At a makeshift camp near the Tienditas international bridge, about a hundred people were lounging in the shade, tending their wounds and waiting for instructions from the man they consider their leader: Guaidó.

“If we don’t hear anything from him soon, maybe I’ll just stay in Colombia,” one young man said.

In the last three years, more than 3.4 million people have left Venezuela amid the deep economic crisis. And many of those fleeing have come on foot over the same bridges that were turned into battlefronts on Saturday.

Near the Ureña bridge, several dozen Venezuelans were trying to cross a river and get back into their country, as Venezuelan security forces kept them at bay with teargas.

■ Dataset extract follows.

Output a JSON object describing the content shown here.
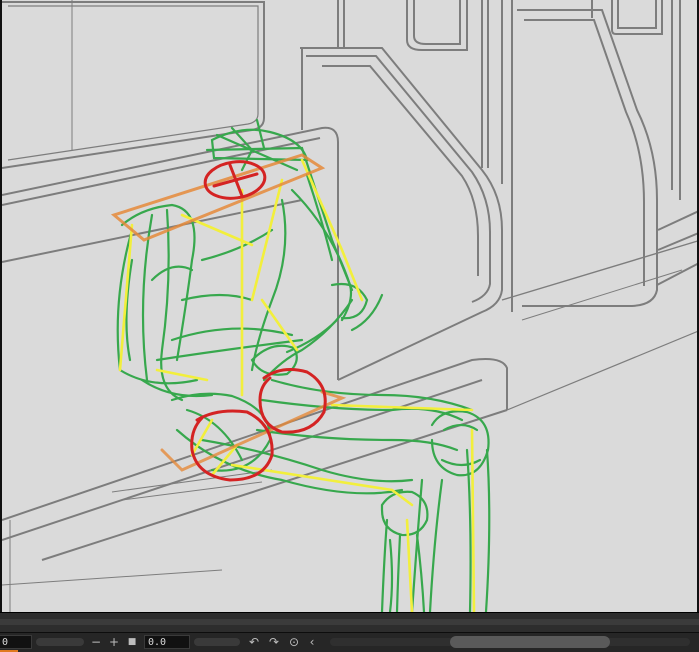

Rodolfo Rodriguez, 31, was among a group fighting back, throwing stones and bottles from the river bank at the police on the bridge above. Rodriguez said he was trying to create a distraction so some of his comrades could sneak back into Venezuela, but he said the ultimate goal was to get the aid across.

“We have to take this bridge,” he said. “We can’t give up now. We have to keep moving forward.”

The next step forward may be on the diplomatic front when Guaidó meets with the Lima Group in Bogotá on Monday.

There’s no indication that Maduro will be listening or receptive. Throughout the crisis, which began in earnest on Jan. 23, he has vowed to stay in power until new elections in 2025.

“The people are united on the streets, mobilized and alert in all corners of the country,” he tweeted Sunday. “I call on the men and women of good faith to not let down their guard and stay on a war footing to preserve the peace of Venezuela. Long live this Rebellious Fatherland!”

Jim Wyss covers Latin America for the Miami Herald and was part of the team that won the 2017 Pulitzer Prize for its work on the “Panama Papers.” He has lived and worked in Latin America for 20+ years but still can’t dance.